* **Problem description**: The records below need copying. Match each line exactly.

* **Given data**:
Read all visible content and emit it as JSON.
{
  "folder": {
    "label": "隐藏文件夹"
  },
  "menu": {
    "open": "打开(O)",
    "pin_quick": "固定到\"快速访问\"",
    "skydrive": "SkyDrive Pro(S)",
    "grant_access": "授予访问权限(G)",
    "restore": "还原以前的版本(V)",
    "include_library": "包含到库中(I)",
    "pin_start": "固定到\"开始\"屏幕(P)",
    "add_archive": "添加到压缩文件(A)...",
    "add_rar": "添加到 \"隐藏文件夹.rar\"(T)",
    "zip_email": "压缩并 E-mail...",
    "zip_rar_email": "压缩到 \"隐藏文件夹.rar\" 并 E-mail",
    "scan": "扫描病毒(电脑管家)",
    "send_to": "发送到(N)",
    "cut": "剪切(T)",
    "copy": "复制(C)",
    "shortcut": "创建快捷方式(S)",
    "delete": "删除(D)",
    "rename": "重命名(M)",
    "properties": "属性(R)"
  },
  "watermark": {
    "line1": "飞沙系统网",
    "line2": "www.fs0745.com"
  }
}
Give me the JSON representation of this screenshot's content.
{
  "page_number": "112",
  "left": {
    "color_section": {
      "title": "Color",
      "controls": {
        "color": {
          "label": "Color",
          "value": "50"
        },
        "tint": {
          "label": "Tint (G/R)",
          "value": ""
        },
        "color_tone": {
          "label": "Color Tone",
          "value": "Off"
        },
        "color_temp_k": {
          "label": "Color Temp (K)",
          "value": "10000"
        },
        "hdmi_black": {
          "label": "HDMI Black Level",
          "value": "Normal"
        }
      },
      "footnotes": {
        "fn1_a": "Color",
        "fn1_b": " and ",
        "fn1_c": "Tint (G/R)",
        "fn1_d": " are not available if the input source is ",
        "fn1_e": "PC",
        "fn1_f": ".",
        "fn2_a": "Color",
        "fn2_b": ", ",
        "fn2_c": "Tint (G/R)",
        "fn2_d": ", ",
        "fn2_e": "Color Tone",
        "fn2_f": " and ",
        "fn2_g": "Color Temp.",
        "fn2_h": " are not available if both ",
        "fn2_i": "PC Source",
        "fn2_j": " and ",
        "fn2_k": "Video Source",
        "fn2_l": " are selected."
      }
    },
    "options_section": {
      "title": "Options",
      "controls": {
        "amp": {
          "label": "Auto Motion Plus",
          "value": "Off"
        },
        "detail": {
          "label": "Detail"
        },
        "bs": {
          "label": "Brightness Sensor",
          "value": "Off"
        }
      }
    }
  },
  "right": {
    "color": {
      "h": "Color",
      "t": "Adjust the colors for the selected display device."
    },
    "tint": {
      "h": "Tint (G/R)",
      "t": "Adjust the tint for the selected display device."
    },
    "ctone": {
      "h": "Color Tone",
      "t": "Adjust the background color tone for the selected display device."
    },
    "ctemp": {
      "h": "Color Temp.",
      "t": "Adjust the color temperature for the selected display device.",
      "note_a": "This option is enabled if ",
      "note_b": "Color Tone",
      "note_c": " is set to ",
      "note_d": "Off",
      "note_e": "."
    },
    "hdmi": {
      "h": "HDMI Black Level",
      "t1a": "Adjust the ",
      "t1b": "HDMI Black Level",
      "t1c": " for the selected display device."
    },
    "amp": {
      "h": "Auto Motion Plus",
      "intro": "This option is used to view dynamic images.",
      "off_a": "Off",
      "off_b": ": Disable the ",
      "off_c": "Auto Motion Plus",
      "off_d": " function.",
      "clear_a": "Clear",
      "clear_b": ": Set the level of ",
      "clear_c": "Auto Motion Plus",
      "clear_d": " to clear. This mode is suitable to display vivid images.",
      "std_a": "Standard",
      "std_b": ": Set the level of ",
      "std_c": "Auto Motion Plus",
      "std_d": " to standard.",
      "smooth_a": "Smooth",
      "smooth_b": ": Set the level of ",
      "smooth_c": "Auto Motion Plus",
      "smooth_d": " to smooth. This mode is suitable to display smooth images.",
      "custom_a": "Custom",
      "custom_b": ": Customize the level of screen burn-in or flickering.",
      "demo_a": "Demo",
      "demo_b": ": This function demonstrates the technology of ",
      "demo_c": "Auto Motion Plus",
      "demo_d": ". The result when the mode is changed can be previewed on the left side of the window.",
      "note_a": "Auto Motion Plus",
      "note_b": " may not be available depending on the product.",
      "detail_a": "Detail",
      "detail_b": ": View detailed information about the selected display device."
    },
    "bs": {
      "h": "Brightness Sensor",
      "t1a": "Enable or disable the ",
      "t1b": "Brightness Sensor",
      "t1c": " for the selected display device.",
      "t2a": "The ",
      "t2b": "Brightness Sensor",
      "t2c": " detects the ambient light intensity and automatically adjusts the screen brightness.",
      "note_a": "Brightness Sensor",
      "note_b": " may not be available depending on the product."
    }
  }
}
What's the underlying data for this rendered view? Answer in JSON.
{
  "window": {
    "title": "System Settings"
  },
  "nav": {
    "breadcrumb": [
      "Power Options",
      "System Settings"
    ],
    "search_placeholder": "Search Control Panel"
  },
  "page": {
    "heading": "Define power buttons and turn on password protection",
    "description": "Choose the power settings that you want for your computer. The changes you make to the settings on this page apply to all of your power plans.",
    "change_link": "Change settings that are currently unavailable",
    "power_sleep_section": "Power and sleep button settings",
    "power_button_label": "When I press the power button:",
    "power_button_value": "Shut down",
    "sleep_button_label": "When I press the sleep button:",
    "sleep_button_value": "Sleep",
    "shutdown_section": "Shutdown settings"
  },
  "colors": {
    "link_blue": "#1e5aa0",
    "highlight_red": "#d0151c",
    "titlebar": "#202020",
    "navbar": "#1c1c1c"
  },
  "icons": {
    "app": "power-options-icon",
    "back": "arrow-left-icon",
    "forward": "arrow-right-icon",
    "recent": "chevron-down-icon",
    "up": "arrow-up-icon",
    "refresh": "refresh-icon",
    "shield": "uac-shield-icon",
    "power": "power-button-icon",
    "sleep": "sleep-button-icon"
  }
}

* **Result of this exercise**:
Read all visible content and emit it as JSON.
{
  "folder": {
    "label": "隐藏文件夹"
  },
  "menu": {
    "open": "打开(O)",
    "pin_quick": "固定到\"快速访问\"",
    "skydrive": "SkyDrive Pro(S)",
    "grant_access": "授予访问权限(G)",
    "restore": "还原以前的版本(V)",
    "include_library": "包含到库中(I)",
    "pin_start": "固定到\"开始\"屏幕(P)",
    "add_archive": "添加到压缩文件(A)...",
    "add_rar": "添加到 \"隐藏文件夹.rar\"(T)",
    "zip_email": "压缩并 E-mail...",
    "zip_rar_email": "压缩到 \"隐藏文件夹.rar\" 并 E-mail",
    "scan": "扫描病毒(电脑管家)",
    "send_to": "发送到(N)",
    "cut": "剪切(T)",
    "copy": "复制(C)",
    "shortcut": "创建快捷方式(S)",
    "delete": "删除(D)",
    "rename": "重命名(M)",
    "properties": "属性(R)"
  },
  "watermark": {
    "line1": "飞沙系统网",
    "line2": "www.fs0745.com"
  }
}
Give me the JSON representation of this screenshot's content.
{
  "page_number": "112",
  "left": {
    "color_section": {
      "title": "Color",
      "controls": {
        "color": {
          "label": "Color",
          "value": "50"
        },
        "tint": {
          "label": "Tint (G/R)",
          "value": ""
        },
        "color_tone": {
          "label": "Color Tone",
          "value": "Off"
        },
        "color_temp_k": {
          "label": "Color Temp (K)",
          "value": "10000"
        },
        "hdmi_black": {
          "label": "HDMI Black Level",
          "value": "Normal"
        }
      },
      "footnotes": {
        "fn1_a": "Color",
        "fn1_b": " and ",
        "fn1_c": "Tint (G/R)",
        "fn1_d": " are not available if the input source is ",
        "fn1_e": "PC",
        "fn1_f": ".",
        "fn2_a": "Color",
        "fn2_b": ", ",
        "fn2_c": "Tint (G/R)",
        "fn2_d": ", ",
        "fn2_e": "Color Tone",
        "fn2_f": " and ",
        "fn2_g": "Color Temp.",
        "fn2_h": " are not available if both ",
        "fn2_i": "PC Source",
        "fn2_j": " and ",
        "fn2_k": "Video Source",
        "fn2_l": " are selected."
      }
    },
    "options_section": {
      "title": "Options",
      "controls": {
        "amp": {
          "label": "Auto Motion Plus",
          "value": "Off"
        },
        "detail": {
          "label": "Detail"
        },
        "bs": {
          "label": "Brightness Sensor",
          "value": "Off"
        }
      }
    }
  },
  "right": {
    "color": {
      "h": "Color",
      "t": "Adjust the colors for the selected display device."
    },
    "tint": {
      "h": "Tint (G/R)",
      "t": "Adjust the tint for the selected display device."
    },
    "ctone": {
      "h": "Color Tone",
      "t": "Adjust the background color tone for the selected display device."
    },
    "ctemp": {
      "h": "Color Temp.",
      "t": "Adjust the color temperature for the selected display device.",
      "note_a": "This option is enabled if ",
      "note_b": "Color Tone",
      "note_c": " is set to ",
      "note_d": "Off",
      "note_e": "."
    },
    "hdmi": {
      "h": "HDMI Black Level",
      "t1a": "Adjust the ",
      "t1b": "HDMI Black Level",
      "t1c": " for the selected display device."
    },
    "amp": {
      "h": "Auto Motion Plus",
      "intro": "This option is used to view dynamic images.",
      "off_a": "Off",
      "off_b": ": Disable the ",
      "off_c": "Auto Motion Plus",
      "off_d": " function.",
      "clear_a": "Clear",
      "clear_b": ": Set the level of ",
      "clear_c": "Auto Motion Plus",
      "clear_d": " to clear. This mode is suitable to display vivid images.",
      "std_a": "Standard",
      "std_b": ": Set the level of ",
      "std_c": "Auto Motion Plus",
      "std_d": " to standard.",
      "smooth_a": "Smooth",
      "smooth_b": ": Set the level of ",
      "smooth_c": "Auto Motion Plus",
      "smooth_d": " to smooth. This mode is suitable to display smooth images.",
      "custom_a": "Custom",
      "custom_b": ": Customize the level of screen burn-in or flickering.",
      "demo_a": "Demo",
      "demo_b": ": This function demonstrates the technology of ",
      "demo_c": "Auto Motion Plus",
      "demo_d": ". The result when the mode is changed can be previewed on the left side of the window.",
      "note_a": "Auto Motion Plus",
      "note_b": " may not be available depending on the product.",
      "detail_a": "Detail",
      "detail_b": ": View detailed information about the selected display device."
    },
    "bs": {
      "h": "Brightness Sensor",
      "t1a": "Enable or disable the ",
      "t1b": "Brightness Sensor",
      "t1c": " for the selected display device.",
      "t2a": "The ",
      "t2b": "Brightness Sensor",
      "t2c": " detects the ambient light intensity and automatically adjusts the screen brightness.",
      "note_a": "Brightness Sensor",
      "note_b": " may not be available depending on the product."
    }
  }
}
What's the underlying data for this rendered view? Answer in JSON.
{
  "window": {
    "title": "System Settings"
  },
  "nav": {
    "breadcrumb": [
      "Power Options",
      "System Settings"
    ],
    "search_placeholder": "Search Control Panel"
  },
  "page": {
    "heading": "Define power buttons and turn on password protection",
    "description": "Choose the power settings that you want for your computer. The changes you make to the settings on this page apply to all of your power plans.",
    "change_link": "Change settings that are currently unavailable",
    "power_sleep_section": "Power and sleep button settings",
    "power_button_label": "When I press the power button:",
    "power_button_value": "Shut down",
    "sleep_button_label": "When I press the sleep button:",
    "sleep_button_value": "Sleep",
    "shutdown_section": "Shutdown settings"
  },
  "colors": {
    "link_blue": "#1e5aa0",
    "highlight_red": "#d0151c",
    "titlebar": "#202020",
    "navbar": "#1c1c1c"
  },
  "icons": {
    "app": "power-options-icon",
    "back": "arrow-left-icon",
    "forward": "arrow-right-icon",
    "recent": "chevron-down-icon",
    "up": "arrow-up-icon",
    "refresh": "refresh-icon",
    "shield": "uac-shield-icon",
    "power": "power-button-icon",
    "sleep": "sleep-button-icon"
  }
}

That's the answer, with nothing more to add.